We look forward to seeing you at our next event.

#blackmamaendangered #reproductivejustice #storytelling #storysharing #community

Expose Fake Clinics: How CPCs Harm Our Communities

Did you know that your tax dollars fund deception and manipulation of patients seeking medical care?

On Thursday, September 5, CRAN was joined by Tara Romano, Director at NARAL Pro-Choice North Carolina, and Senator Natasha Marcus, NC District 41, for a revealing conversation on crisis pregnancy centers in North Carolina. In addition, Brandi Collins-Calhoun, birth worker and Director of Reproductive and Maternal Health at the YWCA Greensboro, joined us for a workshop highlighting her on the ground work to protect a patient’s right to be informed of all their options. We heard about what is happening at the local, state, and national level in regards to funding for crisis pregnancy centers. We also wrote postcards to our representatives urging them to not include money for CPCs in our state budget. What a great educational opportunity for our community!

Fake health centers are fake health-care clinics that lie to, shame and intentionally mislead women about their reproductive-health-care options to block them from accessing abortion care. A woman facing an unintended pregnancy deserves medically accurate, comprehensive and unbiased information.

There are more than 4,000 fake health centers across the country. There are 11 in Charlotte. In at least 12 states, fake health centers receive direct state funding to mislead women. The NC State budget currently includes $2.5 million for crisis pregnancy centers.

Government support for these anti-choice organizations creates the false impression that fake health centers are part of the mainstream medical community. They are not. They are not regulated or licensed. They do not provide medical care. The government should not support anti-choice fake health centers. Women should have all the facts to make the best decisions for themselves and their families.

Find out more information at and help us expose fake clinics!

CRAN 2019 Candidate Forum and Endorsements

On Monday, August 12, CRAN hosted a Candidate Forum for candidates running for Mayor and City Council seats in Charlotte. Over 60 people packed into EastSide Local Eatery to hear from 17 candidates on where they stand on reproductive rights, reproductive healthcare, and reproductive justice. It was a great night filled with rich dialogue!

Check out CRAN’s voter guide here. The only thing more important than being a voter is being an informed voter!
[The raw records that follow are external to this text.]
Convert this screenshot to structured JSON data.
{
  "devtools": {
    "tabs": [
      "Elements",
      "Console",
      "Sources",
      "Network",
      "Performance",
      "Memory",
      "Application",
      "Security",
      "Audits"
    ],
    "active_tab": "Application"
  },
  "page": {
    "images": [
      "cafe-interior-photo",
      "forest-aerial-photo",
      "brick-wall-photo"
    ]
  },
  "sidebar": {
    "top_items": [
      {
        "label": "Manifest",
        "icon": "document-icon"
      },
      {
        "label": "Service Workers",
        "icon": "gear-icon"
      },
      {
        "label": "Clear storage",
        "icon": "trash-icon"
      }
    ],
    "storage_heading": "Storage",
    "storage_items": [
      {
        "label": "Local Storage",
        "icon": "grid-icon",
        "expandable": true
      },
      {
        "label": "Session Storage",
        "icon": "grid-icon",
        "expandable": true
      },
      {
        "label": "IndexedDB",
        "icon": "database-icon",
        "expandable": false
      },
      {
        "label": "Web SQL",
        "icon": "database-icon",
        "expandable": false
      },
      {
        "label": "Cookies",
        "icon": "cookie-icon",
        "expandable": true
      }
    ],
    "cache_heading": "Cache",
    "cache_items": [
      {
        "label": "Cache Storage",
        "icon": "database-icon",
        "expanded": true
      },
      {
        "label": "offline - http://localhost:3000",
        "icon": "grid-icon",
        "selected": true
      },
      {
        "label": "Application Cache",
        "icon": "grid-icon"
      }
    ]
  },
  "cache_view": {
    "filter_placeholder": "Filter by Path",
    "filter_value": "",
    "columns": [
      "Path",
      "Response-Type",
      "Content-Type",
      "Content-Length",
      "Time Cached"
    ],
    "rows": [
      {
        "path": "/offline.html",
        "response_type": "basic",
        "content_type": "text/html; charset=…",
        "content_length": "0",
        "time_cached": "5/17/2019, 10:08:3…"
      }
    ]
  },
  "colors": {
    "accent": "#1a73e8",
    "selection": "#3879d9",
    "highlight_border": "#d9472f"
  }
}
After careful review and consideration of candidates’ survey responses and forum remarks, CRAN is proud to support the following candidates for the 2019 Charlotte City Council Election*:

At-Large: Dimple Ajmera (D), Julie Eiselt (D), Jorge Millares (D), and Braxton Winston (D)

District 1: Larken Egleston (D)

District 2: Jeremy Arey (D)

District 3: Caleb Theodrus (D)

District 4: Sean Thompson (D)

District 5: Matt Newton (D)

District 6: Gina Navarrete (D)

District 7: No Endorsement

Thank you to all the candidates who participated in the survey and forum!

Dimple Ajmera
Sean Thompson
Jorge Millares
Larken Egleston
Gina Navarrete
Jeremy Arey
Julie Eiselt

Don’t forget to vote! Early voting starts August 21. Early voting locations can be found here. The primary election is September 10. The general election is November 5. Find your polling site for election day here.

* Please note that CRAN’s endorsement of candidates reflects the majority opinion of CRAN leadership. CRAN’s endorsements should not be construed as an official endorsement by any individual member organization.

CRAN’s 2019 Voter Guide

The Charlotte Reproductive Action Network presents its bipartisan 2019 voter guide for the upcoming 2019 elections in the City of Charlotte. The primary election is Tuesday, September 10. The general election is Tuesday, November 5. Don’t forget to vote!

Download the voter guide below to see where Charlotte mayoral and city council candidates stand on reproductive rights, reproductive healthcare, and reproductive justice so you can be an informed voter on election day.

Download CRAN’s 2019 Voter Guide Here